I had the incredible good fortune, when I was a kid growing up in the sixties, to see The Joffrey Ballet perform this ballet, when the touring company came through my hometown. Wow — I was captivated. And, the cast included the incomparable Maximiliano Zomosa as Death – a role he became famous for. I was enthralled – of all the ballets I saw Joffrey perform, this one sticks in my mind the most. And, I thought, how appropriate in this time of yet more peace negotiations (this time with Iran) — how appropriate to write about it – and the statement the ballet makes – that war is, well, ultimately pointless.
Here are more viewpoints about the ballet – gathered from around the web – with history of how it was created:
From Eliza Minden, The Barre Flies:
“My own picks: Kurt Jooss’s The Green Table. The ultimate anti-war ballet, as relevant and necessary today as it was at its premiere in 1932. A stark stage; scary, grotesque costumes; simple, legible steps relentlessly repeated to frightening effect; an unforgettable characterization of Death — The Green Table hits with such force it almost knocks the wind out of you. During the Vietnam War it inspired a New York audience to follow the dancers out of the theater and into the street to protest. How many dances can do that? If I’m stuck on a desert island it might be consoling to know I’m far from the horrors of war and human folly.”
And from numeridanse.tv:
“The Green Table was created in 1932 for the “Concours international de chorégraphie” in Paris, in which Jooss had been invited to participate. The originality of the piece won him the first prize and marked an important step in his career.
Choreographed in 1932, between two great conflicts, The Green Table is a sort of generic war, a set of circumstances that produce the same result no matter where or when they are played out. So Death bears the combined iconographic attributes.
In 1932, looking out through the thickening hedges of Nazism, Jooss takes a less visionary path. The Green Table is concerned neither with the individual’s struggles and redemption, nor with working out a nobler fate for mankind. Jooss dramatizes the way destructive impulses are released, and shows us the consequences. His moral position is unimpeachable, and he drives home his lesson in a series of stark images. Each scene works a variation on the same theme, like the 41 woodcuts in Hans Holbein’s The Dance of Death (5). The idea is that Death becomes everyone’s partner, effectively seducing them into his dance on the same terms by which they lived their lives.

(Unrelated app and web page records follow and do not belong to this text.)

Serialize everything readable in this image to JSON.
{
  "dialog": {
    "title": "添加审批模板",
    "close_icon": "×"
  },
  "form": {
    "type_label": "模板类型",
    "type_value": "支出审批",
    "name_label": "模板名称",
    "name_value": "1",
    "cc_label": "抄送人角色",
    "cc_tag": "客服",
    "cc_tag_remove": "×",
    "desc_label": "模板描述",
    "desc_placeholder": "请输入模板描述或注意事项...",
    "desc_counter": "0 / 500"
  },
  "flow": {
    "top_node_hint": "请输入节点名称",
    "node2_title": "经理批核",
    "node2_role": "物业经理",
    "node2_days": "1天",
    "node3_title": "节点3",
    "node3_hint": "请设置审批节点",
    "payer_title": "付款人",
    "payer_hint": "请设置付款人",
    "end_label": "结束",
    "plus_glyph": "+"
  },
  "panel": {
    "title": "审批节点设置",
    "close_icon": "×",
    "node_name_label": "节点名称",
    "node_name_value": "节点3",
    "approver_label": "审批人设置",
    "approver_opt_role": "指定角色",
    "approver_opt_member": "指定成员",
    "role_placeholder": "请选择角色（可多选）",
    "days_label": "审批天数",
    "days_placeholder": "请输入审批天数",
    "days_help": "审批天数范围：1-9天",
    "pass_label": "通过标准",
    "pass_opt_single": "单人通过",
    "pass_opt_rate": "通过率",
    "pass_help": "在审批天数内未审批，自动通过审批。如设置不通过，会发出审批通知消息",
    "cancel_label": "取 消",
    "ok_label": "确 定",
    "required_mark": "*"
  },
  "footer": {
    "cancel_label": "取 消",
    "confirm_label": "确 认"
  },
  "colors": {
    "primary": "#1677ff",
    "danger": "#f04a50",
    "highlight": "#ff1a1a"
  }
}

No decisive action, change, or resolution is suggested, and in framing the Dance of Death with the stalemated parentheses of a diplomatic conference, Jooss seems to say none can be expected. The expressionists found the Dance of Death.

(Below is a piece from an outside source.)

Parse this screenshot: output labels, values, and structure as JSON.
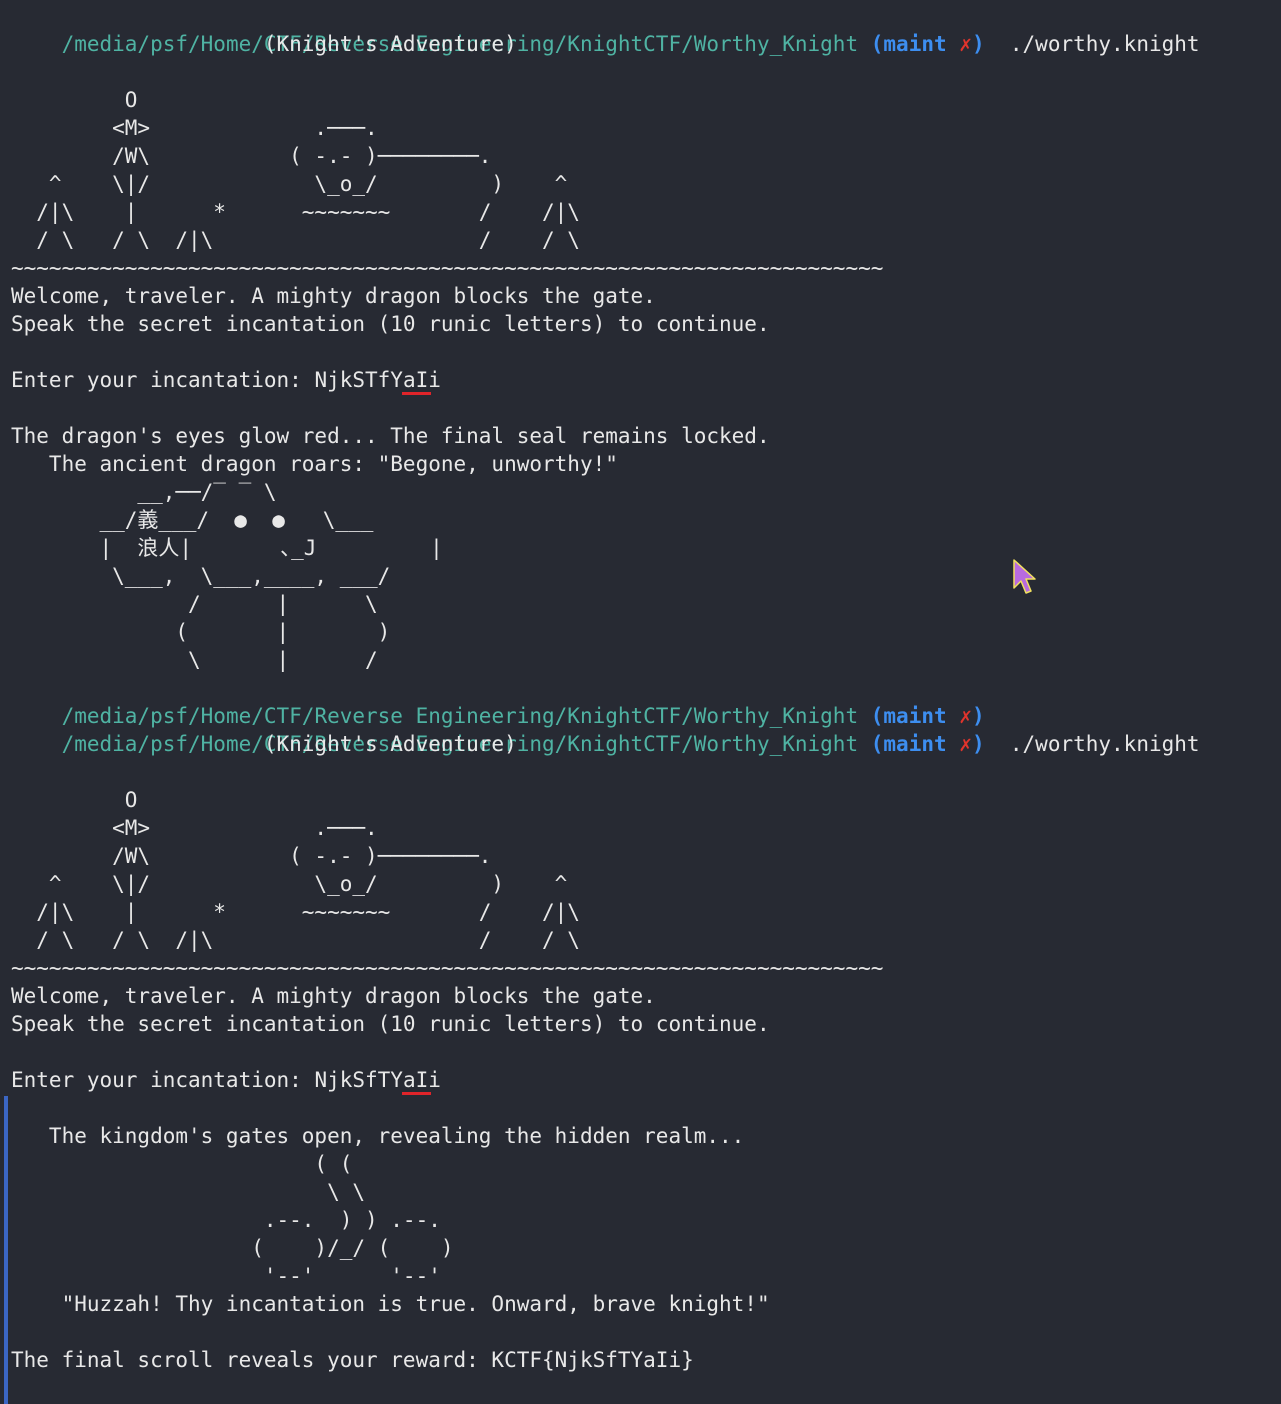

Through archetypal characters Jooss revisualizes human life as a function of a larger cosmology, an enduring and spiritual sphere where perhaps even war and death can be seen in a more comprehensible scale. Undiluted essences of natural behavior, these characters are stripped of temporality and individual preference. Today, even as we feel detached from their obvious artificiality, we recognize ourselves in them, in some epic form. People will still be able to understand them in a hundred years.”
The Green Table: The Introduction through The Farewells